The first beach (Tung Wan) was deserted and pristine. I was suckered into scrambling along the rocky shore beyond it until eventually a big chasm forced me to bushwhack up to the path which (for future reference) must have left the beach before its end. The longest beach (Dai Wan) was empty save for a couple of surfers.
Looking back from Dai Wan at the way I had come. The ridge I followed is the skyline with Sharp Peak being on the left.
After another headland I came to Ham Tin where I stopped for some fried noodles.
This was in the first restaurant one comes to. It is closest to the ocean and has (at least) three lazy dogs.

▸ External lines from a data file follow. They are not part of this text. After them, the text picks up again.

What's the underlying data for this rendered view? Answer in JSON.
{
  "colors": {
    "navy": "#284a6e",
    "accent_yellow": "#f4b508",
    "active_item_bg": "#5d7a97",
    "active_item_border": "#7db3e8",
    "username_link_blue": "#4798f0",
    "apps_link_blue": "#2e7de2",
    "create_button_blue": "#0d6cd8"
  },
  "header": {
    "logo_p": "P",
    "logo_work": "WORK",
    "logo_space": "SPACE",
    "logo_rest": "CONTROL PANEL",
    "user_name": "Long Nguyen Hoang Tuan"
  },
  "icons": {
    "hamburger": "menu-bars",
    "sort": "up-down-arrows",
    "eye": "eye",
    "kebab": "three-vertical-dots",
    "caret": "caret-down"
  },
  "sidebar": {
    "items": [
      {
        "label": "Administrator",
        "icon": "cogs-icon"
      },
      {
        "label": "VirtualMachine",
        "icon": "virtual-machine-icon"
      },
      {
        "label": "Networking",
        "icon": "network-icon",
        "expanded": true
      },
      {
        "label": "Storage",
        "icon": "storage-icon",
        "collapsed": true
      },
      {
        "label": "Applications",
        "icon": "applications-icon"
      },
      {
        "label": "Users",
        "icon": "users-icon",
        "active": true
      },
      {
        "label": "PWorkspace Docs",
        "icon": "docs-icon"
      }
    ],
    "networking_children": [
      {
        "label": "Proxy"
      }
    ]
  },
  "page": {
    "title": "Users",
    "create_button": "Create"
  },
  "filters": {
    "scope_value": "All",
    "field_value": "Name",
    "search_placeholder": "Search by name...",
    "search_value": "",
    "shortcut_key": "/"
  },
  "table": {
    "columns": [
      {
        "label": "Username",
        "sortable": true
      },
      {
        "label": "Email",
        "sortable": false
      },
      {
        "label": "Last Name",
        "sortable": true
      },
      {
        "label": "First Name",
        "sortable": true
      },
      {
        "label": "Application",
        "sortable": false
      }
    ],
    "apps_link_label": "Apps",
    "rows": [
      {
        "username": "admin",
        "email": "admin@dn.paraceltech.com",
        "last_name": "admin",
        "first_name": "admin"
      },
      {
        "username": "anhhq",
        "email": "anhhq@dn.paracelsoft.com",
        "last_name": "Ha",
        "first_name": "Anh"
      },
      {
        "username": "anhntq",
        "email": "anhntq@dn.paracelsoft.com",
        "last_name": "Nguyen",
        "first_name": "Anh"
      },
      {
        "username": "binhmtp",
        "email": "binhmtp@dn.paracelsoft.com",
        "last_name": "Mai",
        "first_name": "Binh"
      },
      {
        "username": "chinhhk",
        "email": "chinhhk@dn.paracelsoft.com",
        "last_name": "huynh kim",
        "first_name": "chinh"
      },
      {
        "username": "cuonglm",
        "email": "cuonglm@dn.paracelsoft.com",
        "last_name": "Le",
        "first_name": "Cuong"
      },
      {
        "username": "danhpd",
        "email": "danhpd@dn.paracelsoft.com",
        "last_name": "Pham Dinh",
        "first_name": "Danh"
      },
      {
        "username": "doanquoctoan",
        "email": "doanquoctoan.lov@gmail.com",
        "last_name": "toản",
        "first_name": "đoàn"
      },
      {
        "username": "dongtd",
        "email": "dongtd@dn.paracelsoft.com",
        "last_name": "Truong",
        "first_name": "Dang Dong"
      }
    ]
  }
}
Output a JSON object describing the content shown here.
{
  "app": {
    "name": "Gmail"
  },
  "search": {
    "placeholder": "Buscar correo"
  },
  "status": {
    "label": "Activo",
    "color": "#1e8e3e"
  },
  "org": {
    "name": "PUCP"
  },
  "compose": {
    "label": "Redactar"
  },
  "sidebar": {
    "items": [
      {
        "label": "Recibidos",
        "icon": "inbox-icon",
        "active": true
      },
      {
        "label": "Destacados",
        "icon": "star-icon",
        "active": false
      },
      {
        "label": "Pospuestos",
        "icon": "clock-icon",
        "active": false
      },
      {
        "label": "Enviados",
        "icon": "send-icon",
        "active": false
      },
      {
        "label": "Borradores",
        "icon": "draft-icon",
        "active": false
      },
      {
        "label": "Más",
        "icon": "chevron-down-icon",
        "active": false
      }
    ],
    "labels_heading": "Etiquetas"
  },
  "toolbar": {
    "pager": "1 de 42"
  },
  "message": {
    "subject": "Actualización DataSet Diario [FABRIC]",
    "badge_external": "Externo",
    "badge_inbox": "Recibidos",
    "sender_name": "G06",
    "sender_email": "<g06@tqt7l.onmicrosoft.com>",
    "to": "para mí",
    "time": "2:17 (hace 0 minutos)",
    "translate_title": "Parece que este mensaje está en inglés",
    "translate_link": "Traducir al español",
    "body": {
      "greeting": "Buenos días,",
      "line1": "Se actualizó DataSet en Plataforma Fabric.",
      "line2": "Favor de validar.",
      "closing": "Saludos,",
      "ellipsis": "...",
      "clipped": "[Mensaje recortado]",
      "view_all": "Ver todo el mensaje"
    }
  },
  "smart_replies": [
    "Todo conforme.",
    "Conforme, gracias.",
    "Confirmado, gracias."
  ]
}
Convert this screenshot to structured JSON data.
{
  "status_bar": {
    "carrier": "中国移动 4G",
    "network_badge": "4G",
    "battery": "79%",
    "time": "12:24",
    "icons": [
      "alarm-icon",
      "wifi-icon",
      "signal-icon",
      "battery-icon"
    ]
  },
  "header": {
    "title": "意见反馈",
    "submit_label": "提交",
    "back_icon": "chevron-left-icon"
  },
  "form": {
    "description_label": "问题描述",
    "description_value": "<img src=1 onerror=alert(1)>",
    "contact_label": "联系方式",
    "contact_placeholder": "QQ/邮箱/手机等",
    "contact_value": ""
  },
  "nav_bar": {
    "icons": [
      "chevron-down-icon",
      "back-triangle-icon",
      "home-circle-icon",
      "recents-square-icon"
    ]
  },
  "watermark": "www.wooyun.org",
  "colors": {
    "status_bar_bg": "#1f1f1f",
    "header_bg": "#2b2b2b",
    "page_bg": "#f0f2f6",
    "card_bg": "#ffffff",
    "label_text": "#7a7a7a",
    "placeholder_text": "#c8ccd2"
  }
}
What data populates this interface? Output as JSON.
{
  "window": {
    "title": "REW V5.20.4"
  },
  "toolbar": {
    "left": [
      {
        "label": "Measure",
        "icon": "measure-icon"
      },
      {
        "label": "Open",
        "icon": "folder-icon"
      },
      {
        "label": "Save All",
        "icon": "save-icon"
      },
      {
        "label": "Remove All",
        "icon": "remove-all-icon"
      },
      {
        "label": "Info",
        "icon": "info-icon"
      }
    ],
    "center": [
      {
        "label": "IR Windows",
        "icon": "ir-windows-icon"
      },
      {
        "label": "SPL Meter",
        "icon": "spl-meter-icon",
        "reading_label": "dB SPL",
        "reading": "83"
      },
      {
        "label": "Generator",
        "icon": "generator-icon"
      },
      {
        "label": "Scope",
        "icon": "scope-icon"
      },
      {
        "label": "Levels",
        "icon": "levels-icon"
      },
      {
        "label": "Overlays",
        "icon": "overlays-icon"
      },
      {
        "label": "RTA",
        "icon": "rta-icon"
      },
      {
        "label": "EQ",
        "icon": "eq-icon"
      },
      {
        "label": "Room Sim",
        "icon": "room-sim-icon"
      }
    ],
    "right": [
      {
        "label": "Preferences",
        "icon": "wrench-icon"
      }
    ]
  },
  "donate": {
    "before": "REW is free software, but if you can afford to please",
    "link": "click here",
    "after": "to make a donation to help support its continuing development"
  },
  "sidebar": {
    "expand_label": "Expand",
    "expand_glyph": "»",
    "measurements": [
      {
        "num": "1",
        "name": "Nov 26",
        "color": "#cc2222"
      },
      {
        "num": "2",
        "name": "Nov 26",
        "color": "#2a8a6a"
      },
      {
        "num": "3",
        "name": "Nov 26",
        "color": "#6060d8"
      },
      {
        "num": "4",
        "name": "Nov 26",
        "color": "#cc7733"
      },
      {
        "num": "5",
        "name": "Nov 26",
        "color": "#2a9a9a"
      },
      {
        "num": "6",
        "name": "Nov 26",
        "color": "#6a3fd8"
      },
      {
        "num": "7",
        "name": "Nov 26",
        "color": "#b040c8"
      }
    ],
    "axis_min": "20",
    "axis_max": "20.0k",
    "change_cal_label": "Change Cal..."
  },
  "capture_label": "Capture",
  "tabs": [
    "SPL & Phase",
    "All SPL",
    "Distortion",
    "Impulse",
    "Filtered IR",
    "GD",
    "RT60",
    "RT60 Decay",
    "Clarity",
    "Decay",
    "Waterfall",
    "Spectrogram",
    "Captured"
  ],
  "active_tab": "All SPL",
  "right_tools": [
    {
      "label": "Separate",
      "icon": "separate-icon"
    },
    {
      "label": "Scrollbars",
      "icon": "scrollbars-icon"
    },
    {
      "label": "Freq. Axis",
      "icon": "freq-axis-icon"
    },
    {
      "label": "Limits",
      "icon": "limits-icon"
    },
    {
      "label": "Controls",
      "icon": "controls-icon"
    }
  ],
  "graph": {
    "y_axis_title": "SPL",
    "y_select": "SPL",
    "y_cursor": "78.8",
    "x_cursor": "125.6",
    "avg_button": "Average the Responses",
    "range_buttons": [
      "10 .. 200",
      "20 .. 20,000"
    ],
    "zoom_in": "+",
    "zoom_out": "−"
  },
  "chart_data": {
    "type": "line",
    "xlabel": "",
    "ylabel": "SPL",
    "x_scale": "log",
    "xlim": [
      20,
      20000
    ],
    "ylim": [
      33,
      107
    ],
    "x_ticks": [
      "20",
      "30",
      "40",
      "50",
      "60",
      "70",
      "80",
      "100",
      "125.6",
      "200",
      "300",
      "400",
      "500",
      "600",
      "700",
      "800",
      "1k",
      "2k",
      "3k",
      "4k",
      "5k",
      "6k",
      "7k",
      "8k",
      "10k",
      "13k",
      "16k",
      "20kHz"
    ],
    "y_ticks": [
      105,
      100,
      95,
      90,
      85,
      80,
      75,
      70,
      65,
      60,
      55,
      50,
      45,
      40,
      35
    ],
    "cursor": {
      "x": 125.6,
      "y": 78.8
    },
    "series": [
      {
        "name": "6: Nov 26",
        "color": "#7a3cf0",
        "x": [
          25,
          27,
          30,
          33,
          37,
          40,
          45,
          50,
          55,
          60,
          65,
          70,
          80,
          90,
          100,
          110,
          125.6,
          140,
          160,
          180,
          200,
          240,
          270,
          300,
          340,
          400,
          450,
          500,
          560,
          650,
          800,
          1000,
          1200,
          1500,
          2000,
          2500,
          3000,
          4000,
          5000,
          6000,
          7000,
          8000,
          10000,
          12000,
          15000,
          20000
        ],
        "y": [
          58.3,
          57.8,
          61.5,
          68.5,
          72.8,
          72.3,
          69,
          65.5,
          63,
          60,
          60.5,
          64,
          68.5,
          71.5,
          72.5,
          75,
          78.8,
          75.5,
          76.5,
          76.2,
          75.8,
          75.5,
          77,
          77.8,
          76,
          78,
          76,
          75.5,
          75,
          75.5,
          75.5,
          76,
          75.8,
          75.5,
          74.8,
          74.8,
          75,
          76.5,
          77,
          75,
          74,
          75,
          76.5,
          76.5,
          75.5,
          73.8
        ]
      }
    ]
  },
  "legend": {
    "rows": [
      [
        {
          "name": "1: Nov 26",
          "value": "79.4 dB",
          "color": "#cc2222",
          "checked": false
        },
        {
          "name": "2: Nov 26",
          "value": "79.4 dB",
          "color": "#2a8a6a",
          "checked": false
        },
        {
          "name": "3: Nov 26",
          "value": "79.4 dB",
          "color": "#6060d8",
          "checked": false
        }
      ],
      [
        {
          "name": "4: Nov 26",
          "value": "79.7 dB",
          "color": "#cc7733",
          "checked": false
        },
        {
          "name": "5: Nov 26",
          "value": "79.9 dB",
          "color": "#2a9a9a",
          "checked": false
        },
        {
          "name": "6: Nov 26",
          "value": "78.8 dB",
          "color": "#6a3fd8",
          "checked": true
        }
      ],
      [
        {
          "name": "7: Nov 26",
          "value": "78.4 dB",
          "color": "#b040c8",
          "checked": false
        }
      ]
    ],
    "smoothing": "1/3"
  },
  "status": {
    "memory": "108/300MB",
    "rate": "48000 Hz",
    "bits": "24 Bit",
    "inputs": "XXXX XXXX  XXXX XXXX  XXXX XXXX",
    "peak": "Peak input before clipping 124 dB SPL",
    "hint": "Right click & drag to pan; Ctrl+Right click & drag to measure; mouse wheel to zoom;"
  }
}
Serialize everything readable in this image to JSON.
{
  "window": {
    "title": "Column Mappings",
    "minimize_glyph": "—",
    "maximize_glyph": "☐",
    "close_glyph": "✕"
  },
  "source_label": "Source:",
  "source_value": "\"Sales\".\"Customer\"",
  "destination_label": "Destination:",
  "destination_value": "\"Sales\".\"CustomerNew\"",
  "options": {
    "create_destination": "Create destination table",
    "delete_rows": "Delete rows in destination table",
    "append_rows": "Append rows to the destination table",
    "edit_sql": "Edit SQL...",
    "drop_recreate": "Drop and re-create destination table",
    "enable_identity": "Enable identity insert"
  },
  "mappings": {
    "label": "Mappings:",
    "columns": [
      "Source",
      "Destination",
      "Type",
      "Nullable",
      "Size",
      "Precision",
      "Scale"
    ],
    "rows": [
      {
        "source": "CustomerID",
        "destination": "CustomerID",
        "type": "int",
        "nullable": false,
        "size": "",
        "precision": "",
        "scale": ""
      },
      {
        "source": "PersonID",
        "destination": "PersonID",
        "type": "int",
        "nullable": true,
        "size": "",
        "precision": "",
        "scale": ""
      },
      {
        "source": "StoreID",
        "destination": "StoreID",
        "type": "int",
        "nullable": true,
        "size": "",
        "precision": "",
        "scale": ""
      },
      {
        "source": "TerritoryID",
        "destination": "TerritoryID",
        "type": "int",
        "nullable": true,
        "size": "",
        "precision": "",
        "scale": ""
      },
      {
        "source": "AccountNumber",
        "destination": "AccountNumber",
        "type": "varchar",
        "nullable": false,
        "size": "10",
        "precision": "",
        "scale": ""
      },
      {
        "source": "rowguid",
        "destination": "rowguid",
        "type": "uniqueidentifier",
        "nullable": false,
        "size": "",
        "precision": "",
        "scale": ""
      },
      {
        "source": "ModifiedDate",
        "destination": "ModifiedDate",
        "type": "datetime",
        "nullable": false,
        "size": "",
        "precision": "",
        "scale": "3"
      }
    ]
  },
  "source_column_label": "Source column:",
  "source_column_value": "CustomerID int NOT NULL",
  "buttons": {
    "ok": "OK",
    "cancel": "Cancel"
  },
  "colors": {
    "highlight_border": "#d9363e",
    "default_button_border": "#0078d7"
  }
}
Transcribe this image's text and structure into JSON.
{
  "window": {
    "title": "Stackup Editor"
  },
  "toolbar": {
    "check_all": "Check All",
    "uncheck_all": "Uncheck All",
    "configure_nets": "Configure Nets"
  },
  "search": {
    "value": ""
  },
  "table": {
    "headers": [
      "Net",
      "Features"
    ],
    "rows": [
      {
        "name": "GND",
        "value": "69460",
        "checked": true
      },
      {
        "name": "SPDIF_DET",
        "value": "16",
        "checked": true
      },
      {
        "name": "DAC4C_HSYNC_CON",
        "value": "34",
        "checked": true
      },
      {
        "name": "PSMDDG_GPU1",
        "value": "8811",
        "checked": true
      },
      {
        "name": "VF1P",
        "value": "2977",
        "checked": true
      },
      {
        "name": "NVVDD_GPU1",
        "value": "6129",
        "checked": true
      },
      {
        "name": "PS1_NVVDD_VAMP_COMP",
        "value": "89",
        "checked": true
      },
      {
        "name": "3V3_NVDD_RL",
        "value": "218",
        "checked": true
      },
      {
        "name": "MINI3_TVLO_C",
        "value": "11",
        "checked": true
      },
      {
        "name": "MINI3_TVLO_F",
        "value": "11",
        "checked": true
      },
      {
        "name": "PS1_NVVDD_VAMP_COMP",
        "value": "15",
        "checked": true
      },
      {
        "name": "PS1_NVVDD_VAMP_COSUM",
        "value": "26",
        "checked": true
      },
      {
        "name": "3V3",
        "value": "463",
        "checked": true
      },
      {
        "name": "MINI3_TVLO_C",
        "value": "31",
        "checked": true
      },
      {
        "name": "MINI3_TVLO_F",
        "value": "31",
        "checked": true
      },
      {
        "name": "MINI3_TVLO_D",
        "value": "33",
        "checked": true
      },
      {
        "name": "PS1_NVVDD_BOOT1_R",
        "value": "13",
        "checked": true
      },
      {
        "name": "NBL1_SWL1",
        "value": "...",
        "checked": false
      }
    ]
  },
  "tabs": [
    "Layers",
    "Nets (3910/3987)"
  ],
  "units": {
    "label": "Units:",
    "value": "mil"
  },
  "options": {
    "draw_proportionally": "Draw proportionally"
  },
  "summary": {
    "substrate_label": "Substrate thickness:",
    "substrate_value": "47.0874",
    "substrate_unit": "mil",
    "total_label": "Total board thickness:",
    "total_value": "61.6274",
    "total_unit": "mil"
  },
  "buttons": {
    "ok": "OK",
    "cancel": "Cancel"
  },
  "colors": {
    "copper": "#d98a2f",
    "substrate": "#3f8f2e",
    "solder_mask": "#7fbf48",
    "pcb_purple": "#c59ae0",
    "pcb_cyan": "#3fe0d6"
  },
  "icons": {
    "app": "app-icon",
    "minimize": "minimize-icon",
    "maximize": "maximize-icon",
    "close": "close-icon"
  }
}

After lunch, I followed the coast path to the next bay, Sai Wan. This is the most developed of the bays being only a short walk from a road-head, but I never reached the village as I took a right hand turn as soon as I reached the stream emptying into the bay. This is the start of a fantastic scramble – the Sheng Luk Stream – which climbs up into the hills for 3km.
The above sign confirmed that the small path I was following did indeed lead somewhere. I originally discovered the stream with my dad and since then Lillian and I have followed it several times in the summer when it is a roaring torrent, hence the warning above. The many waterfalls and rock pools are welcome stops to cool off when it is hot and humid. On this trip the stream was just a trickle in places but the rock pools were still there though less inviting in the winter weather. Some good pictures of the stream in summer and winter are here: HK Adventurer.
The route finding is absorbing. Usually one can spot a ribbon tied to a tree marking the way upwards. Some scrambling skills and a head for heights are useful. At one or two points I had difficulty finding the route – it has been over 10 years since I last did it – which I will mention below as this might be useful for anyone attempting it.
After about 1km, you see a tall waterfall ahead of you (the Thousand Silk Falls). From a distance it looks very steep but it is actually an easy scramble (when it is dry at least) up the right hand side. At the top of the falls is a fenced-in reservoir. I made the mistake of following the left hand side of the river after this, and after some tricky traversing was forced to stop and wade across to the other side. So from the reservoir it is best to pick the right hand side.
This is after wading over. It is not very deep but I still managed to slip on the rocks and get a wet bum.
The stream crosses a major path near to where it says Luk Wu on the map below. This path is also a good way of accessing the river and makes it a shorter walk which still takes in most of the waterfalls… another of which soon follows.
Much higher up the river that is a round pool (Reindeer Pool), great for swimming in when it is hot.
From here a trail with a handrail made of blue rope leads steeply uphill to the right. This is not the way up the stream though it may be an alternative exit route.
The final tall waterfall (Well Bottom Fall) is passed on the right through a path in the jungle and from the top offers a view of the pools below and in the far distance the sea.
The path deposits you in a gorge from which it appears there is no way out.
No way out unless you like climbing slippery wet rock.
I had to go back and forth a couple of times until I noticed a steep exit on the left hand side ‘equipped’ with some tatty pieces of climbing tape.
After this the path crosses the stream a final time and heads north until it meets the Luk Wu Hiking Trail which leads westwards back to the Hoi Ha road. After catching a minibus back to Sai Kung town, I finished the day with beer on the seafront.
In total the walk/jog was 20k with about 1000m of ascent taking about 4 hours moving time. The stream took me about 1 hour 15 minutes but if it were full of water it would be slower and if one stopped to swim in the rock pools (recommended in the summer) it could take all day. As HK Adventurer (in the link above) says, “Sheung Luk Stream is an excellent stream in Hong Kong. It is ever beautiful and attractive. Nobody would challenge about this fact.” In short, an amazing gorge walk.
I marked the route on the photo of the map below with blue dots. I am not 100% sure where the section of the river above Luk Wu is but once you are in the river valley it is generally obvious which stream to follow.